[Start of Attachment]
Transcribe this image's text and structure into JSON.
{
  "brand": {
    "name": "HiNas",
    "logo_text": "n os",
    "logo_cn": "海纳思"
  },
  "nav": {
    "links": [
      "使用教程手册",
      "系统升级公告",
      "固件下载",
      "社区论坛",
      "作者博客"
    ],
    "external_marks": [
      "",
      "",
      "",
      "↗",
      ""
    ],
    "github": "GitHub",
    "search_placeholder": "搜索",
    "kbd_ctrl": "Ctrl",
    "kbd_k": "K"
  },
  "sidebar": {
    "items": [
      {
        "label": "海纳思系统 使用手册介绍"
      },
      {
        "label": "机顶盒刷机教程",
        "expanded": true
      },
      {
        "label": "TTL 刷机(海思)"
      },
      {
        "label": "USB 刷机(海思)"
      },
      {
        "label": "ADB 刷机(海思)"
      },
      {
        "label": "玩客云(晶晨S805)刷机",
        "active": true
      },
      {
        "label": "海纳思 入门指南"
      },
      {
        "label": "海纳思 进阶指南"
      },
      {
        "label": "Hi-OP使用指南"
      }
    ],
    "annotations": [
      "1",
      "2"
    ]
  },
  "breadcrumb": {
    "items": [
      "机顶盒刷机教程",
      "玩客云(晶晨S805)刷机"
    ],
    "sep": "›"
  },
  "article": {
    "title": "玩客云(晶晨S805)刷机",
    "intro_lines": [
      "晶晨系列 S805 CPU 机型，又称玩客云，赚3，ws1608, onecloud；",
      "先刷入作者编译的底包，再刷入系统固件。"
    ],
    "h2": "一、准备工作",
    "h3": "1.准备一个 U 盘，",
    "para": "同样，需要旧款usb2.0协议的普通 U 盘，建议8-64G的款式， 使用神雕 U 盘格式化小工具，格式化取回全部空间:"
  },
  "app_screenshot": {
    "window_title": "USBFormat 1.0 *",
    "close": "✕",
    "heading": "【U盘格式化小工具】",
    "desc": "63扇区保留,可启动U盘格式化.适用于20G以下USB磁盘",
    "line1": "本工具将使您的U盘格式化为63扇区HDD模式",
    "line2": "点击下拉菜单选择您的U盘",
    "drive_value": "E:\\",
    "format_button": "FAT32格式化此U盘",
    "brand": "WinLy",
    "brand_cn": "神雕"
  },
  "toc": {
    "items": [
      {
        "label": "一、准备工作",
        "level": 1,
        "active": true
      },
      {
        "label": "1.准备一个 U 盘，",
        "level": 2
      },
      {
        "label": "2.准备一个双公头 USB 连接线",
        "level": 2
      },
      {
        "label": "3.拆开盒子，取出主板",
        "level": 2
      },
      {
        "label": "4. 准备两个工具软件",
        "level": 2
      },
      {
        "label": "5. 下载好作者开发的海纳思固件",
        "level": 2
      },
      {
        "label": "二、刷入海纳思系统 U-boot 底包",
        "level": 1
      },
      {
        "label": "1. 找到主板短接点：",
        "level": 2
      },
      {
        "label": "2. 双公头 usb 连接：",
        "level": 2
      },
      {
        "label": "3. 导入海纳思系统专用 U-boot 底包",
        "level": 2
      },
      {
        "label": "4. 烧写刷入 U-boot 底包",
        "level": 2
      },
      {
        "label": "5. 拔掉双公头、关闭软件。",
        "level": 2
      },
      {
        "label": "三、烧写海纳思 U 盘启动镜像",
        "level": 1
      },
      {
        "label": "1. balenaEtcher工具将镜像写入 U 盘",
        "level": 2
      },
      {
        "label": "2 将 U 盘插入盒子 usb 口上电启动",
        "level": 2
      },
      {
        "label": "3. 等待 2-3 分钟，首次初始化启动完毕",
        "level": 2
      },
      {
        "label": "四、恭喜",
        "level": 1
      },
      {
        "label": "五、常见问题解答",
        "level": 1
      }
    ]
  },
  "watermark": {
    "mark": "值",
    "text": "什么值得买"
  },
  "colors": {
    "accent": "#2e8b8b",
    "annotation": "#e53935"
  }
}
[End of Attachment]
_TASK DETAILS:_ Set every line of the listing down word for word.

_OUTPUT OF THE TASK:_
Transcribe this image's text and structure into JSON.
{
  "brand": {
    "name": "HiNas",
    "logo_text": "n os",
    "logo_cn": "海纳思"
  },
  "nav": {
    "links": [
      "使用教程手册",
      "系统升级公告",
      "固件下载",
      "社区论坛",
      "作者博客"
    ],
    "external_marks": [
      "",
      "",
      "",
      "↗",
      ""
    ],
    "github": "GitHub",
    "search_placeholder": "搜索",
    "kbd_ctrl": "Ctrl",
    "kbd_k": "K"
  },
  "sidebar": {
    "items": [
      {
        "label": "海纳思系统 使用手册介绍"
      },
      {
        "label": "机顶盒刷机教程",
        "expanded": true
      },
      {
        "label": "TTL 刷机(海思)"
      },
      {
        "label": "USB 刷机(海思)"
      },
      {
        "label": "ADB 刷机(海思)"
      },
      {
        "label": "玩客云(晶晨S805)刷机",
        "active": true
      },
      {
        "label": "海纳思 入门指南"
      },
      {
        "label": "海纳思 进阶指南"
      },
      {
        "label": "Hi-OP使用指南"
      }
    ],
    "annotations": [
      "1",
      "2"
    ]
  },
  "breadcrumb": {
    "items": [
      "机顶盒刷机教程",
      "玩客云(晶晨S805)刷机"
    ],
    "sep": "›"
  },
  "article": {
    "title": "玩客云(晶晨S805)刷机",
    "intro_lines": [
      "晶晨系列 S805 CPU 机型，又称玩客云，赚3，ws1608, onecloud；",
      "先刷入作者编译的底包，再刷入系统固件。"
    ],
    "h2": "一、准备工作",
    "h3": "1.准备一个 U 盘，",
    "para": "同样，需要旧款usb2.0协议的普通 U 盘，建议8-64G的款式， 使用神雕 U 盘格式化小工具，格式化取回全部空间:"
  },
  "app_screenshot": {
    "window_title": "USBFormat 1.0 *",
    "close": "✕",
    "heading": "【U盘格式化小工具】",
    "desc": "63扇区保留,可启动U盘格式化.适用于20G以下USB磁盘",
    "line1": "本工具将使您的U盘格式化为63扇区HDD模式",
    "line2": "点击下拉菜单选择您的U盘",
    "drive_value": "E:\\",
    "format_button": "FAT32格式化此U盘",
    "brand": "WinLy",
    "brand_cn": "神雕"
  },
  "toc": {
    "items": [
      {
        "label": "一、准备工作",
        "level": 1,
        "active": true
      },
      {
        "label": "1.准备一个 U 盘，",
        "level": 2
      },
      {
        "label": "2.准备一个双公头 USB 连接线",
        "level": 2
      },
      {
        "label": "3.拆开盒子，取出主板",
        "level": 2
      },
      {
        "label": "4. 准备两个工具软件",
        "level": 2
      },
      {
        "label": "5. 下载好作者开发的海纳思固件",
        "level": 2
      },
      {
        "label": "二、刷入海纳思系统 U-boot 底包",
        "level": 1
      },
      {
        "label": "1. 找到主板短接点：",
        "level": 2
      },
      {
        "label": "2. 双公头 usb 连接：",
        "level": 2
      },
      {
        "label": "3. 导入海纳思系统专用 U-boot 底包",
        "level": 2
      },
      {
        "label": "4. 烧写刷入 U-boot 底包",
        "level": 2
      },
      {
        "label": "5. 拔掉双公头、关闭软件。",
        "level": 2
      },
      {
        "label": "三、烧写海纳思 U 盘启动镜像",
        "level": 1
      },
      {
        "label": "1. balenaEtcher工具将镜像写入 U 盘",
        "level": 2
      },
      {
        "label": "2 将 U 盘插入盒子 usb 口上电启动",
        "level": 2
      },
      {
        "label": "3. 等待 2-3 分钟，首次初始化启动完毕",
        "level": 2
      },
      {
        "label": "四、恭喜",
        "level": 1
      },
      {
        "label": "五、常见问题解答",
        "level": 1
      }
    ]
  },
  "watermark": {
    "mark": "值",
    "text": "什么值得买"
  },
  "colors": {
    "accent": "#2e8b8b",
    "annotation": "#e53935"
  }
}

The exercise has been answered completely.